■ Assignment: Output the data below exactly as it is, dropping the pictures from your copy.

** Opening Records shown block **

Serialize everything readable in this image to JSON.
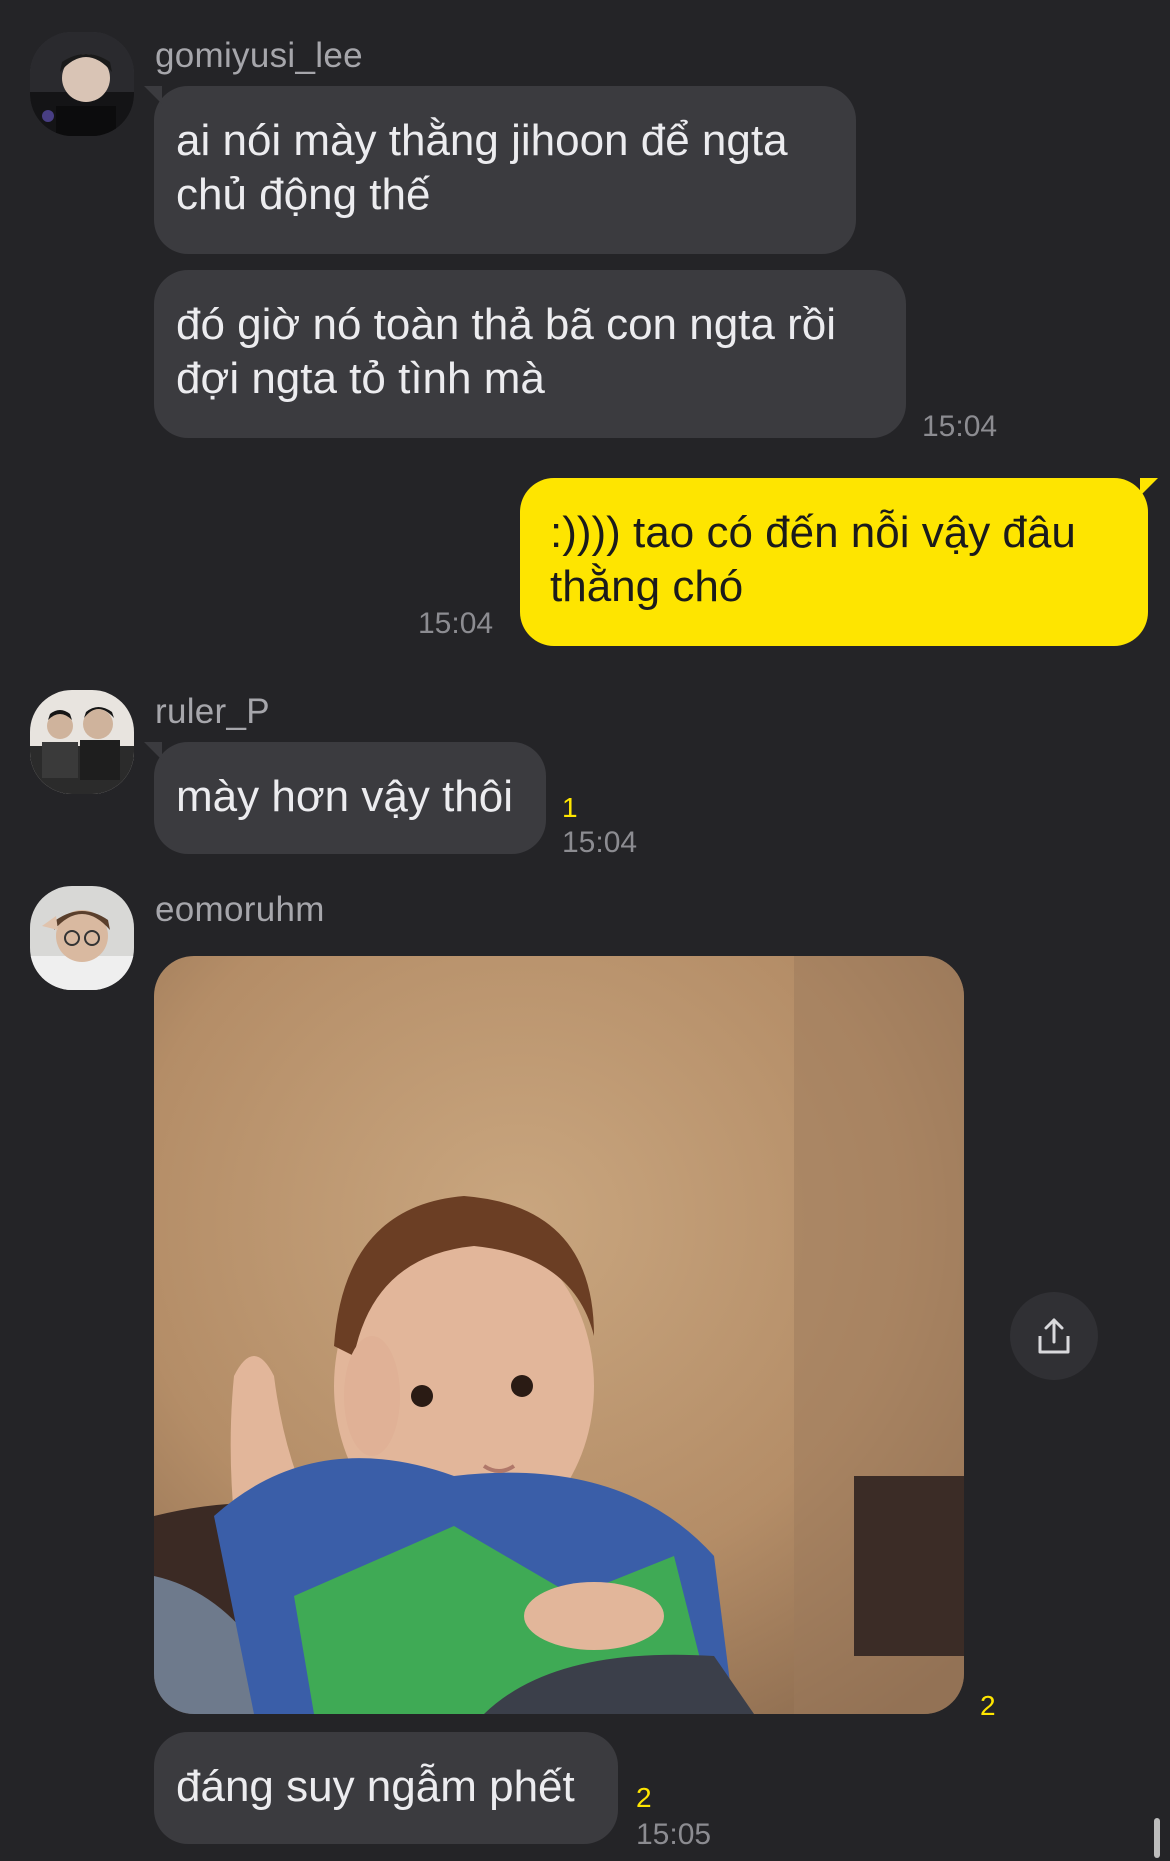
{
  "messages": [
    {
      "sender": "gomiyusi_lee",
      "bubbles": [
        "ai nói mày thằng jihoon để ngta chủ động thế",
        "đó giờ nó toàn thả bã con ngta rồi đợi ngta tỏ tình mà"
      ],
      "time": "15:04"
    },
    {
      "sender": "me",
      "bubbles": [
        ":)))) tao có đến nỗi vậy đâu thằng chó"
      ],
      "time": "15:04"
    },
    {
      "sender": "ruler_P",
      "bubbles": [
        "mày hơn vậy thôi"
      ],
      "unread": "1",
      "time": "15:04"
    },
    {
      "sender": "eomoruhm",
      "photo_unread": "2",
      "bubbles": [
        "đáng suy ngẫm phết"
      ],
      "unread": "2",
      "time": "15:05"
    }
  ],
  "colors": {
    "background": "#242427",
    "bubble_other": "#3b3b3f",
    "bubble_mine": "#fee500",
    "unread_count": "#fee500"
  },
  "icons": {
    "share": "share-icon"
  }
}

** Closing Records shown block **

■ Completed task:
Serialize everything readable in this image to JSON.
{
  "messages": [
    {
      "sender": "gomiyusi_lee",
      "bubbles": [
        "ai nói mày thằng jihoon để ngta chủ động thế",
        "đó giờ nó toàn thả bã con ngta rồi đợi ngta tỏ tình mà"
      ],
      "time": "15:04"
    },
    {
      "sender": "me",
      "bubbles": [
        ":)))) tao có đến nỗi vậy đâu thằng chó"
      ],
      "time": "15:04"
    },
    {
      "sender": "ruler_P",
      "bubbles": [
        "mày hơn vậy thôi"
      ],
      "unread": "1",
      "time": "15:04"
    },
    {
      "sender": "eomoruhm",
      "photo_unread": "2",
      "bubbles": [
        "đáng suy ngẫm phết"
      ],
      "unread": "2",
      "time": "15:05"
    }
  ],
  "colors": {
    "background": "#242427",
    "bubble_other": "#3b3b3f",
    "bubble_mine": "#fee500",
    "unread_count": "#fee500"
  },
  "icons": {
    "share": "share-icon"
  }
}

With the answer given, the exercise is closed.